(Dataset rows for apps and sites)
####

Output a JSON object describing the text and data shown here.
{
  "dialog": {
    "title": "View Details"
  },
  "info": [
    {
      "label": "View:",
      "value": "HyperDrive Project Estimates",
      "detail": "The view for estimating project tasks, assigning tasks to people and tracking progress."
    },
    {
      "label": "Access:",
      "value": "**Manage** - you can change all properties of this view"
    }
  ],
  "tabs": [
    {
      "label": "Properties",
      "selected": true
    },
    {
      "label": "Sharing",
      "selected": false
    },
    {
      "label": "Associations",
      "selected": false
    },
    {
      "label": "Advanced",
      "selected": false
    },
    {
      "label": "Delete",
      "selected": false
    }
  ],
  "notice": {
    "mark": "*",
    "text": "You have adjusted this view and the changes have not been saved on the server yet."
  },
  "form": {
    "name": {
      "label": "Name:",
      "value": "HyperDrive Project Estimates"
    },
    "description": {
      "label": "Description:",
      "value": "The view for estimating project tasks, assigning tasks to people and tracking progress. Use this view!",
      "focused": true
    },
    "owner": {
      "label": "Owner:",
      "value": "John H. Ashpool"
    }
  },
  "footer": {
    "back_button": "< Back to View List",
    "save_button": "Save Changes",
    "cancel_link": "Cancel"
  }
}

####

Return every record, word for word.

Output a JSON object describing the text and data shown here.
{
  "dialog": {
    "title": "View Details"
  },
  "info": [
    {
      "label": "View:",
      "value": "HyperDrive Project Estimates",
      "detail": "The view for estimating project tasks, assigning tasks to people and tracking progress."
    },
    {
      "label": "Access:",
      "value": "**Manage** - you can change all properties of this view"
    }
  ],
  "tabs": [
    {
      "label": "Properties",
      "selected": true
    },
    {
      "label": "Sharing",
      "selected": false
    },
    {
      "label": "Associations",
      "selected": false
    },
    {
      "label": "Advanced",
      "selected": false
    },
    {
      "label": "Delete",
      "selected": false
    }
  ],
  "notice": {
    "mark": "*",
    "text": "You have adjusted this view and the changes have not been saved on the server yet."
  },
  "form": {
    "name": {
      "label": "Name:",
      "value": "HyperDrive Project Estimates"
    },
    "description": {
      "label": "Description:",
      "value": "The view for estimating project tasks, assigning tasks to people and tracking progress. Use this view!",
      "focused": true
    },
    "owner": {
      "label": "Owner:",
      "value": "John H. Ashpool"
    }
  },
  "footer": {
    "back_button": "< Back to View List",
    "save_button": "Save Changes",
    "cancel_link": "Cancel"
  }
}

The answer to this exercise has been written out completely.